With negotiations and compromises, Russia and the US could exchange more prisoners in the future, President Vladimir Putin said on Friday.
Commenting on the swap of American basketball star Brittney Griner and Russian national Viktor Bout, Putin said it happened because “compromises were found.”
“We do not rule out continuing such efforts in the future,” the Russian president said at a news conference in Bishkek, the capital of Kyrgyzstan, after a Eurasian Economic Union (EAEU) summit.
According to Putin, contacts between Russian and US intelligence services were initiated by the Americans and carried out “in a normal working mode.”
“We did not expect anything supernatural from them … We agreed that these contacts will continue,” he added.
To a question about more prisoner swaps, he said: “Everything is possible. It is a result of talks and the ability to compromise.”
However, he refuted the impression that prisoner exchanges could lead to dialogue with the US on other issues, saying the ongoing intelligence-level talks are focused on a single issue.
To a question about Russia’s nuclear doctrine, Putin said Moscow could take a leaf out of Washington’s page, including the strategy of “a disarming strike.”
“The US has a preemptive strike theory, first. Secondly, they are developing a disarming strike system. What is it? This is a strike by modern high-tech means, which could destroy control points and deprive the enemy of these control systems, and so on,” he elaborated.
“If we are to talk about this disarming strike, then maybe we should think about emulating the achievements of our American partners, their ideas of ensuring their security?” he said.
Russia will respond to oil price cap in next few days
Putin denounced the West’s decision to impose a price cap on Russian oil exports as “silly, harmful, and ill-considered,” reiterating that Moscow will not do business with countries who support the move.
EU countries last week agreed on a $60 per barrel price cap for Russian crude oil exports transported by sea, and have been joined by the G7 states and Australia.
The Russian president warned that lower prices will deprive the energy sector of investment, which could lead to shortages and “skyrocketing prices.”
If Russia agrees to this price cap, such measures could be applied to other areas and lead to a greater disruption of global market and economic principles, he added.
Putin said the $60 limit is almost around the price that Russia normally charges for its oil, meaning it will not be suffering losses in any case.
Moscow will unveil “specific steps” in response to the price cap in the next few days, he said, adding that the measures will be outlined in a presidential decree.

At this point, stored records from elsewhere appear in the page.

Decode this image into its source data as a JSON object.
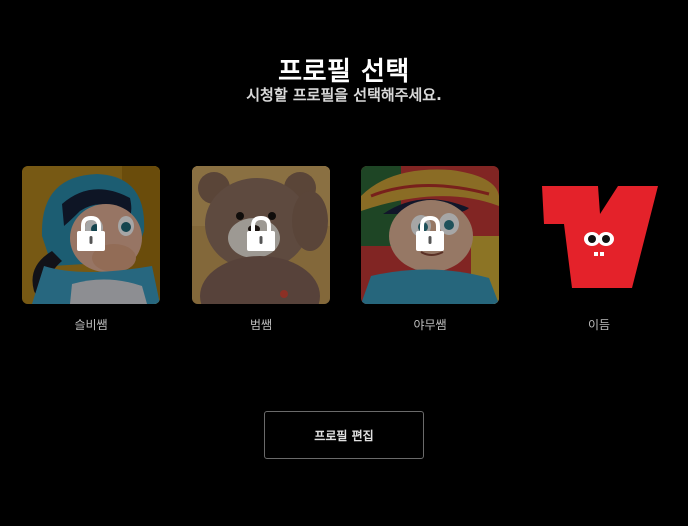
{
  "header": {
    "title": "프로필 선택",
    "subtitle": "시청할 프로필을 선택해주세요."
  },
  "profiles": [
    {
      "name": "슬비쌤",
      "locked": true,
      "avatar": "girl-with-ponytail",
      "background_color": "#b7891f"
    },
    {
      "name": "범쌤",
      "locked": true,
      "avatar": "teddy-bear",
      "background_color": "#c9a05a"
    },
    {
      "name": "야무쌤",
      "locked": true,
      "avatar": "boy-with-straw-hat",
      "background_color": "#c63a36"
    },
    {
      "name": "이듬",
      "locked": false,
      "avatar": "red-v-logo-with-eyes",
      "background_color": "#000000"
    }
  ],
  "actions": {
    "edit_label": "프로필 편집"
  },
  "colors": {
    "background": "#000000",
    "logo_red": "#e4222a",
    "overlay_dim": "rgba(0,0,0,0.35)",
    "button_border": "#6a6a6a"
  },
  "icons": [
    "lock-icon",
    "red-v-logo"
  ]
}
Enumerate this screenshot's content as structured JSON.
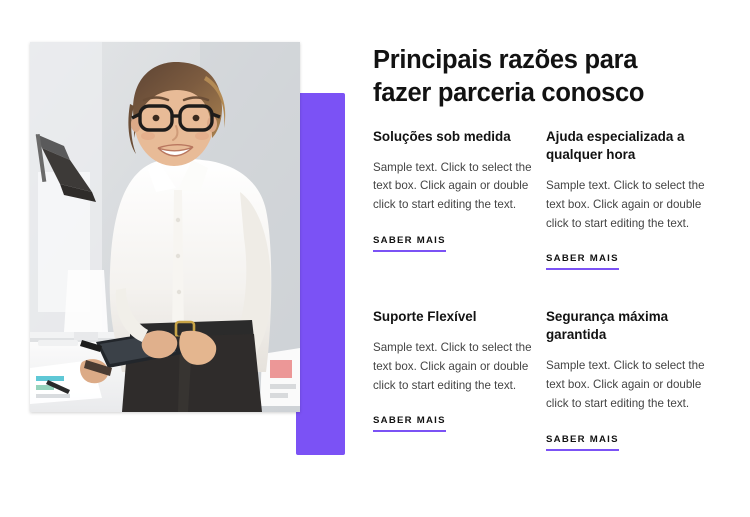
{
  "theme": {
    "accent": "#7B52F5",
    "heading_color": "#121212",
    "body_color": "#444444",
    "background": "#ffffff"
  },
  "hero": {
    "headline": "Principais razões para fazer parceria conosco",
    "image_alt": "Mulher sorridente de óculos e camisa branca segurando um tablet em um escritório"
  },
  "cards": [
    {
      "title": "Soluções sob medida",
      "body": "Sample text. Click to select the text box. Click again or double click to start editing the text.",
      "link_label": "SABER MAIS"
    },
    {
      "title": "Ajuda especializada a qualquer hora",
      "body": "Sample text. Click to select the text box. Click again or double click to start editing the text.",
      "link_label": "SABER MAIS"
    },
    {
      "title": "Suporte Flexível",
      "body": "Sample text. Click to select the text box. Click again or double click to start editing the text.",
      "link_label": "SABER MAIS"
    },
    {
      "title": "Segurança máxima garantida",
      "body": "Sample text. Click to select the text box. Click again or double click to start editing the text.",
      "link_label": "SABER MAIS"
    }
  ]
}
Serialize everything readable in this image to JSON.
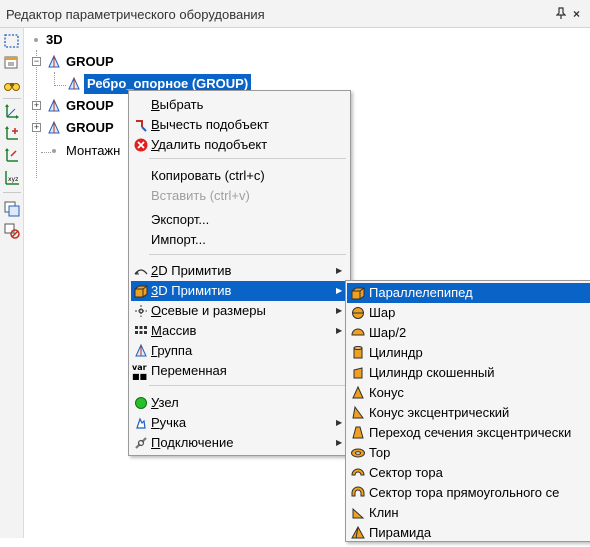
{
  "window": {
    "title": "Редактор параметрического оборудования",
    "pin_glyph": "ᵖ",
    "close_glyph": "×"
  },
  "toolbar": {
    "tools": [
      "select-icon",
      "properties-icon",
      "find-icon",
      "axis-icon",
      "axis-plus-icon",
      "axis-y-icon",
      "xyz-icon",
      "copy-icon",
      "link-icon"
    ]
  },
  "tree": {
    "root_label": "3D",
    "group1_label": "GROUP",
    "selected_label": "Ребро_опорное (GROUP)",
    "group2_label": "GROUP",
    "group3_label": "GROUP",
    "mount_label": "Монтажн"
  },
  "context_menu": {
    "select_ul": "В",
    "select_rest": "ыбрать",
    "subtract_ul": "В",
    "subtract_rest": "ычесть подобъект",
    "delete_ul": "У",
    "delete_rest": "далить подобъект",
    "copy": "Копировать (ctrl+c)",
    "paste": "Вставить (ctrl+v)",
    "export": "Экспорт...",
    "import": "Импорт...",
    "prim2d_ul": "2",
    "prim2d_rest": "D Примитив",
    "prim3d_ul": "3",
    "prim3d_rest": "D Примитив",
    "axes_ul": "О",
    "axes_rest": "севые и размеры",
    "array_ul": "М",
    "array_rest": "ассив",
    "group_ul": "Г",
    "group_rest": "руппа",
    "variable": "Переменная",
    "node_ul": "У",
    "node_rest": "зел",
    "handle_ul": "Р",
    "handle_rest": "учка",
    "connection_ul": "П",
    "connection_rest": "одключение"
  },
  "submenu_3d": {
    "items": [
      "Параллелепипед",
      "Шар",
      "Шар/2",
      "Цилиндр",
      "Цилиндр скошенный",
      "Конус",
      "Конус эксцентрический",
      "Переход сечения эксцентрически",
      "Тор",
      "Сектор тора",
      "Сектор тора прямоугольного се",
      "Клин",
      "Пирамида"
    ]
  },
  "colors": {
    "highlight": "#0a64c8",
    "primitive_orange": "#f0a020"
  }
}
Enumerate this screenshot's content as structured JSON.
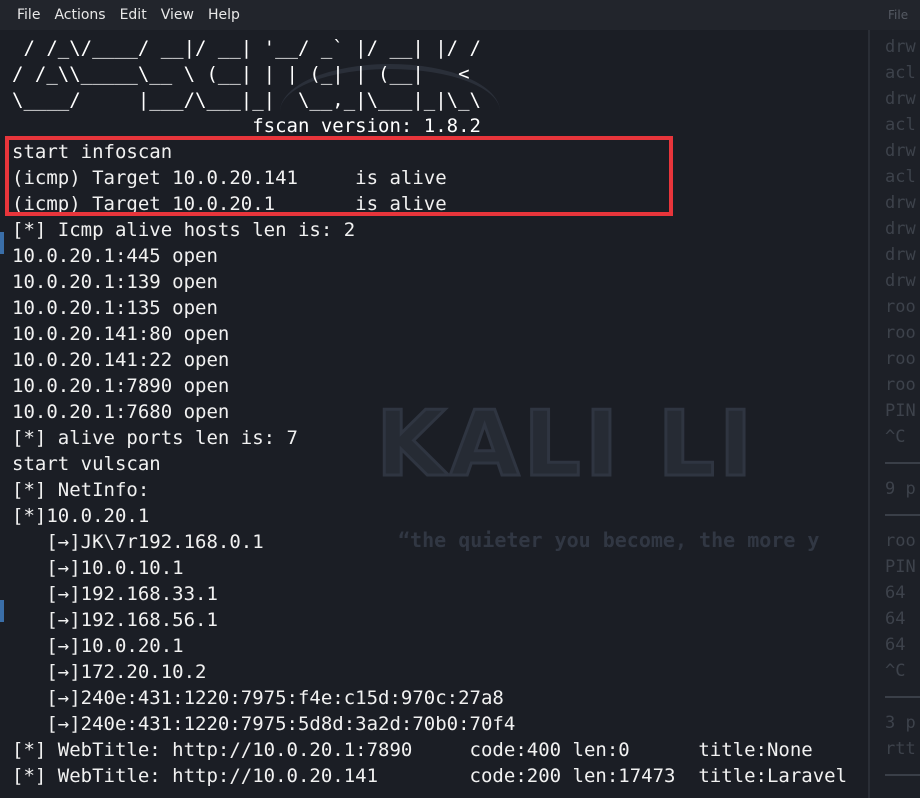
{
  "menu": [
    "File",
    "Actions",
    "Edit",
    "View",
    "Help"
  ],
  "menu_right": "File",
  "background": {
    "logo": "KALI LI",
    "tagline": "“the quieter you become, the more y"
  },
  "terminal": {
    "lines": [
      " / /_\\/____/ __|/ __| '__/ _` |/ __| |/ /",
      "/ /_\\\\_____\\__ \\ (__| | | (_| | (__|   <",
      "\\____/     |___/\\___|_|  \\__,_|\\___|_|\\_\\",
      "                     fscan version: 1.8.2",
      "start infoscan",
      "(icmp) Target 10.0.20.141     is alive",
      "(icmp) Target 10.0.20.1       is alive",
      "[*] Icmp alive hosts len is: 2",
      "10.0.20.1:445 open",
      "10.0.20.1:139 open",
      "10.0.20.1:135 open",
      "10.0.20.141:80 open",
      "10.0.20.141:22 open",
      "10.0.20.1:7890 open",
      "10.0.20.1:7680 open",
      "[*] alive ports len is: 7",
      "start vulscan",
      "[*] NetInfo:",
      "[*]10.0.20.1",
      "   [→]JK\\7r192.168.0.1",
      "   [→]10.0.10.1",
      "   [→]192.168.33.1",
      "   [→]192.168.56.1",
      "   [→]10.0.20.1",
      "   [→]172.20.10.2",
      "   [→]240e:431:1220:7975:f4e:c15d:970c:27a8",
      "   [→]240e:431:1220:7975:5d8d:3a2d:70b0:70f4",
      "[*] WebTitle: http://10.0.20.1:7890     code:400 len:0      title:None",
      "[*] WebTitle: http://10.0.20.141        code:200 len:17473  title:Laravel"
    ]
  },
  "side_pane": {
    "lines": [
      "drw",
      "acl",
      "drw",
      "acl",
      "drw",
      "acl",
      "drw",
      "drw",
      "drw",
      "drw",
      "roo",
      "roo",
      "roo",
      "roo",
      "PIN",
      "^C",
      "",
      "9 p",
      "",
      "roo",
      "PIN",
      "64",
      "64",
      "64",
      "^C",
      "",
      "3 p",
      "rtt",
      ""
    ]
  },
  "colors": {
    "highlight": "#e8353b",
    "terminal_bg": "#1b1e25",
    "text": "#f1f1f1"
  }
}
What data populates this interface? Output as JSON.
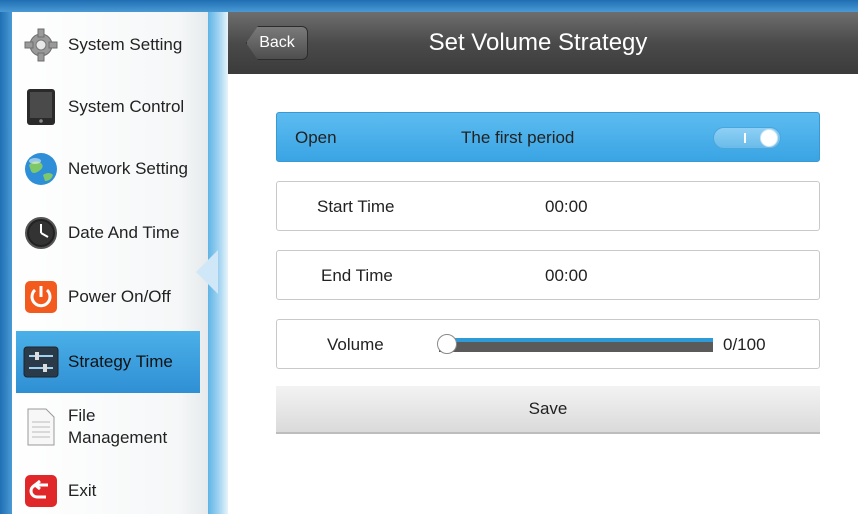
{
  "sidebar": {
    "items": [
      {
        "label": "System Setting",
        "icon": "gear-icon"
      },
      {
        "label": "System Control",
        "icon": "tablet-icon"
      },
      {
        "label": "Network Setting",
        "icon": "globe-icon"
      },
      {
        "label": "Date And Time",
        "icon": "clock-icon"
      },
      {
        "label": "Power On/Off",
        "icon": "power-icon"
      },
      {
        "label": "Strategy Time",
        "icon": "sliders-icon",
        "active": true
      },
      {
        "label": "File\nManagement",
        "icon": "document-icon"
      },
      {
        "label": "Exit",
        "icon": "exit-icon"
      }
    ]
  },
  "header": {
    "back_label": "Back",
    "title": "Set Volume Strategy"
  },
  "form": {
    "open_label": "Open",
    "period_label": "The first period",
    "start_label": "Start Time",
    "start_value": "00:00",
    "end_label": "End Time",
    "end_value": "00:00",
    "volume_label": "Volume",
    "volume_value": 0,
    "volume_max": 100,
    "volume_text": "0/100",
    "save_label": "Save"
  },
  "colors": {
    "accent": "#3aa4e4",
    "header": "#4a4a4a"
  }
}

Putin said EAEU countries have agreed to establish a common gas trade market within two years, with an agreement likely between Russia, Kazakhstan, and Uzbekistan.
Zero trust between Russia and the West
Turning to the Ukraine conflict, Putin said a settlement will not be easy and could take some time.
After former German Chancellor Angela Merkel’s “unexpected and disappointing” statements on the 2014 Minsk agreement, there is almost zero trust between Russia and the West, he said.
He was referring to Merkel’s comments in a recent German media interview that the deal was only signed to buy Ukraine some time to become stronger.
After such statements it is not clear how we can look for any agreements in the future, Putin said.
He said Russia believed the German government, although it was supporting Ukraine, was sincerely looking for a settlement based on principles.
“They were deceiving us. The point was only to pump Ukraine with weapons and prepare for combat,” said Putin.
“Apparently, we got our bearings late. Maybe it all should have started earlier,” he added, referring to what Moscow calls its “special military operation” in Ukraine.
Putin also ruled out any more military recruitment drives in Russia.